# What is expected
Which lines make up the answer? Those from the line with "Give me the" through the end of the data; reproduce them exactly.

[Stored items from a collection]
=-=-=-=-=

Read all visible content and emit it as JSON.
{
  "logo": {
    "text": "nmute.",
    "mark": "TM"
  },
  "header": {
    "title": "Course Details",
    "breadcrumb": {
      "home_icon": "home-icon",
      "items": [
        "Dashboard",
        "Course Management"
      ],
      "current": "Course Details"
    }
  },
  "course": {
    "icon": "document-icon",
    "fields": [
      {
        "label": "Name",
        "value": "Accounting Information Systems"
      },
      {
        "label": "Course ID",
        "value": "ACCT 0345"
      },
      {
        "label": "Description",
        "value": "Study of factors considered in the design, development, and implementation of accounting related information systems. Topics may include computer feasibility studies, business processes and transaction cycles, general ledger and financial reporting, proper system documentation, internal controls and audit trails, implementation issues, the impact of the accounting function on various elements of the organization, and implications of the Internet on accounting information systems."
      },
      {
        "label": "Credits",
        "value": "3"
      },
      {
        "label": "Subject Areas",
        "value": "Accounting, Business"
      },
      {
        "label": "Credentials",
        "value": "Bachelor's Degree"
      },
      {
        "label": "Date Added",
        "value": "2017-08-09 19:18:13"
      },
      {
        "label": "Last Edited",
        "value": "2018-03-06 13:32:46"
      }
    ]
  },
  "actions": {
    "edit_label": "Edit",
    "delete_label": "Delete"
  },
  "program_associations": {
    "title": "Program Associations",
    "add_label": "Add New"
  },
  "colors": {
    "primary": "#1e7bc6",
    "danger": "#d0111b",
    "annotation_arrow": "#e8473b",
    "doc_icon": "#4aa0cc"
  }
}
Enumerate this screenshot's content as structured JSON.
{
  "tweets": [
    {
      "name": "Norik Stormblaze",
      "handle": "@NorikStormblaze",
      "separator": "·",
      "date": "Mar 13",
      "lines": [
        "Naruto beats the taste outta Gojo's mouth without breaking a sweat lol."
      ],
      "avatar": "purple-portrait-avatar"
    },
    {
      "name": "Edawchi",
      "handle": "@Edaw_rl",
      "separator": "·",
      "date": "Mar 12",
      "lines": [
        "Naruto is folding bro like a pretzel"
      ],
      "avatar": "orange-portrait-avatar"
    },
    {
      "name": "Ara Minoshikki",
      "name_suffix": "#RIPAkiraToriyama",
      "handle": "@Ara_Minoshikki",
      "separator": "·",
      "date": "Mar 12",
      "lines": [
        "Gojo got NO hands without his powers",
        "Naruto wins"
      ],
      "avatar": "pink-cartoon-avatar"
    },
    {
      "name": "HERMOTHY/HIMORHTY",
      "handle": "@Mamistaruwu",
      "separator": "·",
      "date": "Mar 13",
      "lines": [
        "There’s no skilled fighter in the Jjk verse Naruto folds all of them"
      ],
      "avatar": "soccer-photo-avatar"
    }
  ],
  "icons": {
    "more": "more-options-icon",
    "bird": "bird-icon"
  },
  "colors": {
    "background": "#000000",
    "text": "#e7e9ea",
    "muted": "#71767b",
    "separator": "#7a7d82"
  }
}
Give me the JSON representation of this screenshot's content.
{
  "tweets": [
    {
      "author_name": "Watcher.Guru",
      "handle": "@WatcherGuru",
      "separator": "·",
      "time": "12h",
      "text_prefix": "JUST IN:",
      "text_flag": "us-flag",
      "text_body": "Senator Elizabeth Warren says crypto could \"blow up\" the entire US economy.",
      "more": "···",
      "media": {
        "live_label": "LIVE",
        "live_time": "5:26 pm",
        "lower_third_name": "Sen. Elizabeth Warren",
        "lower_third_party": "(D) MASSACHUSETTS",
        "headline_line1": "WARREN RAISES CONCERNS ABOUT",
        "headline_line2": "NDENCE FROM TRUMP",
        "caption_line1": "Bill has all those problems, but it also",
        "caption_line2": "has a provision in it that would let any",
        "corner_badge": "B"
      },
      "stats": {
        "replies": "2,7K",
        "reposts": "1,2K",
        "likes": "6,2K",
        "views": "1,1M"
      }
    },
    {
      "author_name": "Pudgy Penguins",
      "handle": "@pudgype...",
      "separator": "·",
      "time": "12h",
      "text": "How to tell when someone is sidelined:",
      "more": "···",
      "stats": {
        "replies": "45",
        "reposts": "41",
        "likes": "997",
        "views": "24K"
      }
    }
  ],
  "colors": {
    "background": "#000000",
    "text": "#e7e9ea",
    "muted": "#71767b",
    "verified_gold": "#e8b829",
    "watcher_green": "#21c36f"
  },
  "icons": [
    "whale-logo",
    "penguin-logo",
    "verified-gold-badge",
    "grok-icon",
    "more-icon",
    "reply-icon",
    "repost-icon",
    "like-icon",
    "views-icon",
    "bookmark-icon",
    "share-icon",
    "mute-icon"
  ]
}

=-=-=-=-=

# Output of the exercise
Give me the JSON representation of this screenshot's content.
{
  "tweets": [
    {
      "author_name": "Watcher.Guru",
      "handle": "@WatcherGuru",
      "separator": "·",
      "time": "12h",
      "text_prefix": "JUST IN:",
      "text_flag": "us-flag",
      "text_body": "Senator Elizabeth Warren says crypto could \"blow up\" the entire US economy.",
      "more": "···",
      "media": {
        "live_label": "LIVE",
        "live_time": "5:26 pm",
        "lower_third_name": "Sen. Elizabeth Warren",
        "lower_third_party": "(D) MASSACHUSETTS",
        "headline_line1": "WARREN RAISES CONCERNS ABOUT",
        "headline_line2": "NDENCE FROM TRUMP",
        "caption_line1": "Bill has all those problems, but it also",
        "caption_line2": "has a provision in it that would let any",
        "corner_badge": "B"
      },
      "stats": {
        "replies": "2,7K",
        "reposts": "1,2K",
        "likes": "6,2K",
        "views": "1,1M"
      }
    },
    {
      "author_name": "Pudgy Penguins",
      "handle": "@pudgype...",
      "separator": "·",
      "time": "12h",
      "text": "How to tell when someone is sidelined:",
      "more": "···",
      "stats": {
        "replies": "45",
        "reposts": "41",
        "likes": "997",
        "views": "24K"
      }
    }
  ],
  "colors": {
    "background": "#000000",
    "text": "#e7e9ea",
    "muted": "#71767b",
    "verified_gold": "#e8b829",
    "watcher_green": "#21c36f"
  },
  "icons": [
    "whale-logo",
    "penguin-logo",
    "verified-gold-badge",
    "grok-icon",
    "more-icon",
    "reply-icon",
    "repost-icon",
    "like-icon",
    "views-icon",
    "bookmark-icon",
    "share-icon",
    "mute-icon"
  ]
}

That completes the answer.